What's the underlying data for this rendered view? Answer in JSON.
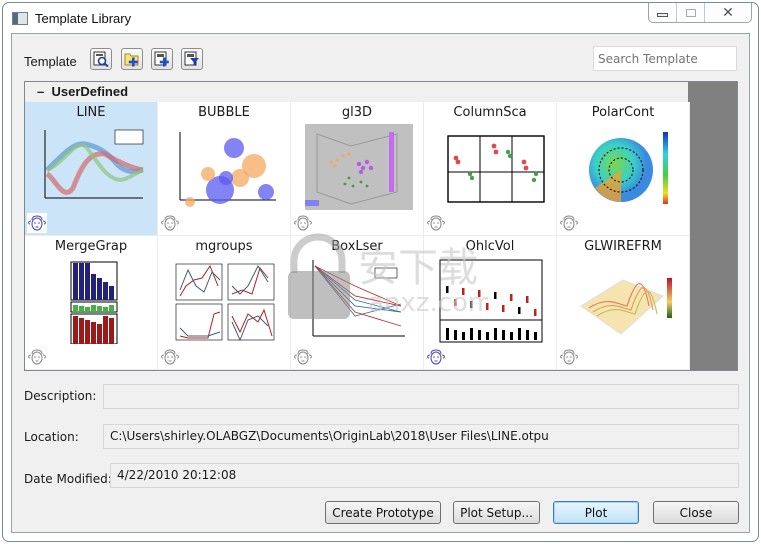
{
  "window": {
    "title": "Template Library",
    "controls": {
      "minimize": "minimize",
      "maximize": "maximize",
      "close": "close"
    }
  },
  "toolbar": {
    "label": "Template",
    "buttons": [
      {
        "name": "preview-template-icon",
        "tooltip": "Preview"
      },
      {
        "name": "add-folder-icon",
        "tooltip": "Add Folder"
      },
      {
        "name": "add-template-icon",
        "tooltip": "Add Template"
      },
      {
        "name": "filter-template-icon",
        "tooltip": "Filter"
      }
    ],
    "search_placeholder": "Search Template"
  },
  "gallery": {
    "group": {
      "toggle": "–",
      "name": "UserDefined"
    },
    "templates": [
      {
        "title": "LINE",
        "selected": true,
        "thumb": "line"
      },
      {
        "title": "BUBBLE",
        "selected": false,
        "thumb": "bubble"
      },
      {
        "title": "gl3D",
        "selected": false,
        "thumb": "gl3d"
      },
      {
        "title": "ColumnSca",
        "selected": false,
        "thumb": "columnsca"
      },
      {
        "title": "PolarCont",
        "selected": false,
        "thumb": "polar"
      },
      {
        "title": "MergeGrap",
        "selected": false,
        "thumb": "merge"
      },
      {
        "title": "mgroups",
        "selected": false,
        "thumb": "mgroups"
      },
      {
        "title": "BoxLser",
        "selected": false,
        "thumb": "boxlser"
      },
      {
        "title": "OhlcVol",
        "selected": false,
        "thumb": "ohlc"
      },
      {
        "title": "GLWIREFRM",
        "selected": false,
        "thumb": "wire"
      }
    ]
  },
  "details": {
    "description_label": "Description:",
    "description_value": "",
    "location_label": "Location:",
    "location_value": "C:\\Users\\shirley.OLABGZ\\Documents\\OriginLab\\2018\\User Files\\LINE.otpu",
    "date_label": "Date Modified:",
    "date_value": "4/22/2010 20:12:08"
  },
  "buttons": {
    "create_prototype": "Create Prototype",
    "plot_setup": "Plot Setup...",
    "plot": "Plot",
    "close": "Close"
  },
  "colors": {
    "selected_bg": "#cce4f7",
    "default_button": "#bfe2f7",
    "scroll_area": "#808080"
  }
}
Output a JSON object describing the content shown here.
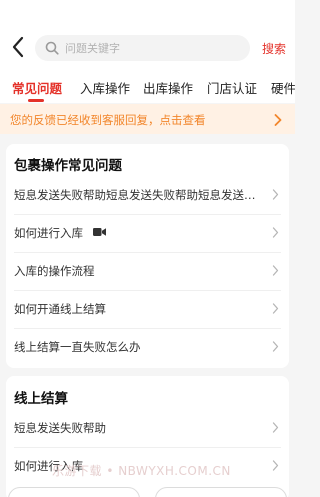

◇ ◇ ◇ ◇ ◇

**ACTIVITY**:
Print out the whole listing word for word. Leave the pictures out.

**SOLVED EXERCISE**:
What's the underlying data for this rendered view? Answer in JSON.
{
  "window": {
    "title": "Template Library",
    "controls": {
      "minimize": "minimize",
      "maximize": "maximize",
      "close": "close"
    }
  },
  "toolbar": {
    "label": "Template",
    "buttons": [
      {
        "name": "preview-template-icon",
        "tooltip": "Preview"
      },
      {
        "name": "add-folder-icon",
        "tooltip": "Add Folder"
      },
      {
        "name": "add-template-icon",
        "tooltip": "Add Template"
      },
      {
        "name": "filter-template-icon",
        "tooltip": "Filter"
      }
    ],
    "search_placeholder": "Search Template"
  },
  "gallery": {
    "group": {
      "toggle": "–",
      "name": "UserDefined"
    },
    "templates": [
      {
        "title": "LINE",
        "selected": true,
        "thumb": "line"
      },
      {
        "title": "BUBBLE",
        "selected": false,
        "thumb": "bubble"
      },
      {
        "title": "gl3D",
        "selected": false,
        "thumb": "gl3d"
      },
      {
        "title": "ColumnSca",
        "selected": false,
        "thumb": "columnsca"
      },
      {
        "title": "PolarCont",
        "selected": false,
        "thumb": "polar"
      },
      {
        "title": "MergeGrap",
        "selected": false,
        "thumb": "merge"
      },
      {
        "title": "mgroups",
        "selected": false,
        "thumb": "mgroups"
      },
      {
        "title": "BoxLser",
        "selected": false,
        "thumb": "boxlser"
      },
      {
        "title": "OhlcVol",
        "selected": false,
        "thumb": "ohlc"
      },
      {
        "title": "GLWIREFRM",
        "selected": false,
        "thumb": "wire"
      }
    ]
  },
  "details": {
    "description_label": "Description:",
    "description_value": "",
    "location_label": "Location:",
    "location_value": "C:\\Users\\shirley.OLABGZ\\Documents\\OriginLab\\2018\\User Files\\LINE.otpu",
    "date_label": "Date Modified:",
    "date_value": "4/22/2010 20:12:08"
  },
  "buttons": {
    "create_prototype": "Create Prototype",
    "plot_setup": "Plot Setup...",
    "plot": "Plot",
    "close": "Close"
  },
  "colors": {
    "selected_bg": "#cce4f7",
    "default_button": "#bfe2f7",
    "scroll_area": "#808080"
  }
}
Output a JSON object describing the content shown here.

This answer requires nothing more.